Material supplied:
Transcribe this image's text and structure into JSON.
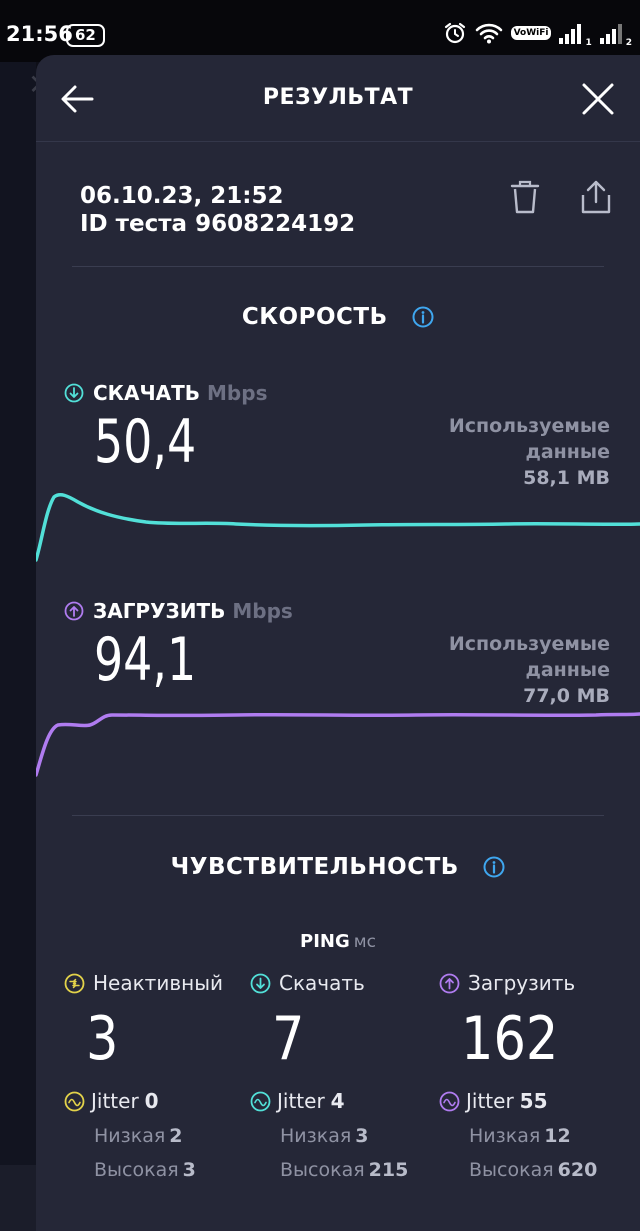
{
  "status_bar": {
    "time": "21:56",
    "badge": "62",
    "vowifi": "VoWiFi",
    "sim1": "1",
    "sim2": "2"
  },
  "header": {
    "title": "РЕЗУЛЬТАТ"
  },
  "test": {
    "datetime": "06.10.23, 21:52",
    "test_id": "ID теста 9608224192"
  },
  "speed": {
    "title": "СКОРОСТЬ",
    "download": {
      "label": "СКАЧАТЬ",
      "unit": "Mbps",
      "value": "50,4",
      "used_label_1": "Используемые",
      "used_label_2": "данные",
      "used_value": "58,1 MB",
      "color": "#52e0d8"
    },
    "upload": {
      "label": "ЗАГРУЗИТЬ",
      "unit": "Mbps",
      "value": "94,1",
      "used_label_1": "Используемые",
      "used_label_2": "данные",
      "used_value": "77,0 MB",
      "color": "#b07cf0"
    }
  },
  "responsiveness": {
    "title": "ЧУВСТВИТЕЛЬНОСТЬ",
    "ping_label": "PING",
    "ping_unit": "мс",
    "columns": [
      {
        "label": "Неактивный",
        "value": "3",
        "jitter_label": "Jitter",
        "jitter": "0",
        "low_label": "Низкая",
        "low": "2",
        "high_label": "Высокая",
        "high": "3",
        "color": "#e3d34a"
      },
      {
        "label": "Скачать",
        "value": "7",
        "jitter_label": "Jitter",
        "jitter": "4",
        "low_label": "Низкая",
        "low": "3",
        "high_label": "Высокая",
        "high": "215",
        "color": "#52e0d8"
      },
      {
        "label": "Загрузить",
        "value": "162",
        "jitter_label": "Jitter",
        "jitter": "55",
        "low_label": "Низкая",
        "low": "12",
        "high_label": "Высокая",
        "high": "620",
        "color": "#b07cf0"
      }
    ]
  }
}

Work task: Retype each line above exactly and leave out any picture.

Written response:
Transcribe this image's text and structure into JSON.
{
  "status_bar": {
    "time": "21:56",
    "badge": "62",
    "vowifi": "VoWiFi",
    "sim1": "1",
    "sim2": "2"
  },
  "header": {
    "title": "РЕЗУЛЬТАТ"
  },
  "test": {
    "datetime": "06.10.23, 21:52",
    "test_id": "ID теста 9608224192"
  },
  "speed": {
    "title": "СКОРОСТЬ",
    "download": {
      "label": "СКАЧАТЬ",
      "unit": "Mbps",
      "value": "50,4",
      "used_label_1": "Используемые",
      "used_label_2": "данные",
      "used_value": "58,1 MB",
      "color": "#52e0d8"
    },
    "upload": {
      "label": "ЗАГРУЗИТЬ",
      "unit": "Mbps",
      "value": "94,1",
      "used_label_1": "Используемые",
      "used_label_2": "данные",
      "used_value": "77,0 MB",
      "color": "#b07cf0"
    }
  },
  "responsiveness": {
    "title": "ЧУВСТВИТЕЛЬНОСТЬ",
    "ping_label": "PING",
    "ping_unit": "мс",
    "columns": [
      {
        "label": "Неактивный",
        "value": "3",
        "jitter_label": "Jitter",
        "jitter": "0",
        "low_label": "Низкая",
        "low": "2",
        "high_label": "Высокая",
        "high": "3",
        "color": "#e3d34a"
      },
      {
        "label": "Скачать",
        "value": "7",
        "jitter_label": "Jitter",
        "jitter": "4",
        "low_label": "Низкая",
        "low": "3",
        "high_label": "Высокая",
        "high": "215",
        "color": "#52e0d8"
      },
      {
        "label": "Загрузить",
        "value": "162",
        "jitter_label": "Jitter",
        "jitter": "55",
        "low_label": "Низкая",
        "low": "12",
        "high_label": "Высокая",
        "high": "620",
        "color": "#b07cf0"
      }
    ]
  }
}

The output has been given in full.